• [Data about app and page elements]
::::::::::

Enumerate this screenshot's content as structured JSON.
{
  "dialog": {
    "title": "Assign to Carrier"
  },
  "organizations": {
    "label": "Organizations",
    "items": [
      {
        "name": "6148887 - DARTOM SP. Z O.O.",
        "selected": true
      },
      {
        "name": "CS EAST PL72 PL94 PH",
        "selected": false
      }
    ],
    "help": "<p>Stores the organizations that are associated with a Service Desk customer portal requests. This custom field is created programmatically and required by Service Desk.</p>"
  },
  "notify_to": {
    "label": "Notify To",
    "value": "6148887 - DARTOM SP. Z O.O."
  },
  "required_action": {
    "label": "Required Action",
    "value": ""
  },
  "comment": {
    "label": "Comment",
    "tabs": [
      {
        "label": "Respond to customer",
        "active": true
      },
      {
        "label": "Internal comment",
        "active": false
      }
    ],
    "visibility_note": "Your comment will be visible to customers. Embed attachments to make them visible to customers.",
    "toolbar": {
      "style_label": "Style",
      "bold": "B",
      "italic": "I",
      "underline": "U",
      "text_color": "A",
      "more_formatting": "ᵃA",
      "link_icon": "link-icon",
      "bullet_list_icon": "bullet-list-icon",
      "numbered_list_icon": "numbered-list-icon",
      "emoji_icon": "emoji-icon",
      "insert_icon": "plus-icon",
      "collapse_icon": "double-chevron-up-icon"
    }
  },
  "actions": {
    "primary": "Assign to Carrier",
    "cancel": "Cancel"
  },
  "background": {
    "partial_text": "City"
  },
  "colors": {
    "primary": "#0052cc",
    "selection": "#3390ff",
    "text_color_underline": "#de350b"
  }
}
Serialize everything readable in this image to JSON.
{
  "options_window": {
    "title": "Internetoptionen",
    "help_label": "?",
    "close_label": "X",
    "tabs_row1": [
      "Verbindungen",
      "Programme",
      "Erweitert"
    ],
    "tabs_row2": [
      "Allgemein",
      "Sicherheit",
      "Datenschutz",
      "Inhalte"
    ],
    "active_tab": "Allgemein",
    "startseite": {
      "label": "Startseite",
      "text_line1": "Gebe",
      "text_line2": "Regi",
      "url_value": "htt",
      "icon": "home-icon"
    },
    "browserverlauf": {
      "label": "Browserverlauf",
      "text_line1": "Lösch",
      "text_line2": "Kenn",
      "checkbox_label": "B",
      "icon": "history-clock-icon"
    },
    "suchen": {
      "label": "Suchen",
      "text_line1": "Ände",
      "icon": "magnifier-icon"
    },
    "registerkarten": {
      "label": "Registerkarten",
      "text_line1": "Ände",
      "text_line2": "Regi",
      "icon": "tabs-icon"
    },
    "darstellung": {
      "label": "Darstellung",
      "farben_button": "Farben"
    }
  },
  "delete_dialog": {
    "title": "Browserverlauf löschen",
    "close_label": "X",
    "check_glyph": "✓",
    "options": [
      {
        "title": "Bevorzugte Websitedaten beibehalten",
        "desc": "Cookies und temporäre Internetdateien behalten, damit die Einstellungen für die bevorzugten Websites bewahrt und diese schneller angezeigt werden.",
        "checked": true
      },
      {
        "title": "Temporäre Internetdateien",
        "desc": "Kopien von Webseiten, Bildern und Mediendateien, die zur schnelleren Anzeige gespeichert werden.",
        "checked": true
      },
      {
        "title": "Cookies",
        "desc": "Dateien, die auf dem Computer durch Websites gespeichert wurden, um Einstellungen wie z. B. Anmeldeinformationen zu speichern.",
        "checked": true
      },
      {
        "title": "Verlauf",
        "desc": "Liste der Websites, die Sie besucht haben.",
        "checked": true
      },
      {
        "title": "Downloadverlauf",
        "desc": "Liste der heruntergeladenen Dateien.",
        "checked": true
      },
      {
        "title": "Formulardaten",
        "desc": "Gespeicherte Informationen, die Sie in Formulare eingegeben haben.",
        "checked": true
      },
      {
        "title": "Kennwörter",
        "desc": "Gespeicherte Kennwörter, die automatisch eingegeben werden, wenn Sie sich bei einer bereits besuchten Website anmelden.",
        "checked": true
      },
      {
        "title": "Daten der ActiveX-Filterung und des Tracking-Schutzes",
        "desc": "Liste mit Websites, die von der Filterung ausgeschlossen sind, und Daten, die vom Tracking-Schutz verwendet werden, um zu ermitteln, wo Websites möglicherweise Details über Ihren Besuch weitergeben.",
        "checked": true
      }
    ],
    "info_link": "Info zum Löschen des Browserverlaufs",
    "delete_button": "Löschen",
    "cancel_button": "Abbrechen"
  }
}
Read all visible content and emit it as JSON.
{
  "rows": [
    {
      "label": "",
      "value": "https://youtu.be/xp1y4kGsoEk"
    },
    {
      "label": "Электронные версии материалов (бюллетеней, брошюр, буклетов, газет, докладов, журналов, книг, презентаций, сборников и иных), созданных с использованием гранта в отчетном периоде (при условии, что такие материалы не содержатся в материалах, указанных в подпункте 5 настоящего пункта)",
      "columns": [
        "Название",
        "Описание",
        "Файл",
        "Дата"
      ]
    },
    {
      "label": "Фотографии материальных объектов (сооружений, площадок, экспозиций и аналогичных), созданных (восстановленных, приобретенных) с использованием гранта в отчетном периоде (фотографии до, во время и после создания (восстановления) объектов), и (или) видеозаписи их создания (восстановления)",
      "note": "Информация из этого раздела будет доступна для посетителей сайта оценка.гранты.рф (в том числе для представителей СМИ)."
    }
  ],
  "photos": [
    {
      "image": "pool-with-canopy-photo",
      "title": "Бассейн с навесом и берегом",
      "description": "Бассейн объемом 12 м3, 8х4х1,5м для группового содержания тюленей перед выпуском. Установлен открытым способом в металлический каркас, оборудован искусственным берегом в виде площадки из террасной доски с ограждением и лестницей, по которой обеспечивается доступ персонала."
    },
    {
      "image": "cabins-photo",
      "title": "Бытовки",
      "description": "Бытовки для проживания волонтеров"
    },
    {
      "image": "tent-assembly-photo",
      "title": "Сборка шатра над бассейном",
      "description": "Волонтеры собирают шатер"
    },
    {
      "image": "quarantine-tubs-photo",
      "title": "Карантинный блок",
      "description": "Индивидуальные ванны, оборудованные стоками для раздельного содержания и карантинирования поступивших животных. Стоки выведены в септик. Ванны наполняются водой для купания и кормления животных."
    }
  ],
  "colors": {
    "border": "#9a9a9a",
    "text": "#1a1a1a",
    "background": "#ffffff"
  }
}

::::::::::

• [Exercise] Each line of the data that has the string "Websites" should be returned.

• [Output for this task]
        "desc": "Cookies und temporäre Internetdateien behalten, damit die Einstellungen für die bevorzugten Websites bewahrt und diese schneller angezeigt werden.",
        "desc": "Dateien, die auf dem Computer durch Websites gespeichert wurden, um Einstellungen wie z. B. Anmeldeinformationen zu speichern.",
        "desc": "Liste der Websites, die Sie besucht haben.",
        "desc": "Liste mit Websites, die von der Filterung ausgeschlossen sind, und Daten, die vom Tracking-Schutz verwendet werden, um zu ermitteln, wo Websites möglicherweise Details über Ihren Besuch weitergeben.",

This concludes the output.